Changing Lives responds to the Government’s backtrack on plans to criminalise homelessness.

May 2024

1 Min Read

Policy Manager Philippa Rousell responds to the Criminal Justice Bill and the Government's plans to backtrack on criminalising homelessness.

When Parliament voted to repeal the Vagrancy Act in 2022 it felt like a long-awaited victory. Surely we can all see that it makes no sense to criminalise people for being homeless?

The intervening years has shown that this was a naïve thing to think, as measures put forward in the Criminal Justice Bill attempted to criminalise ‘nuisance rough sleeping’ with a definition so broad that it included excessive smells.

We therefore welcome the news this week that the government will amend the definition of nuisance rough sleeping but remain concerned that the concept of nuisance rough sleeping remains in the Bill. Not only could this still be used to unfairly prosecute vulnerable people, it sends a message that people experiencing homelessness and rough sleeping are an inconvenience that needs to be hidden away, rather than a visible symptom of wider failings in our welfare, housing and homelessness systems.

We are in agreement with the wider homelessness sector that the powers introduced through the Bill are unnecessary – as the police already have powers to deal with genuine anti-social behaviour - and to the detriment of people experiencing homelessness.

What we really need to see from the government, if they are serious about ending homelessness, is investment in affordable housing and homelessness services. After years of austerity, homelessness service providers are operating on the bare bones and being expected to deliver more for less every year.
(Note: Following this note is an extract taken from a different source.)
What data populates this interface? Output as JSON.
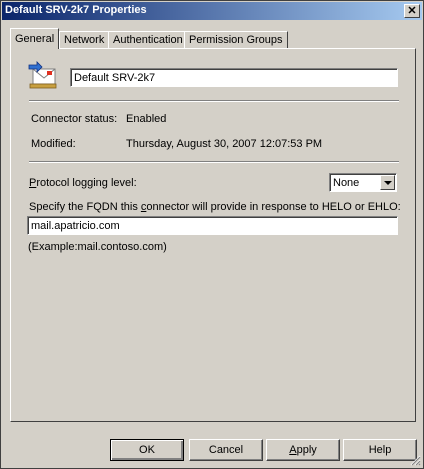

With local authorities under immense financial pressure themselves, driven in part by rising temporary accommodation costs, the sector needs urgent intervention from national government.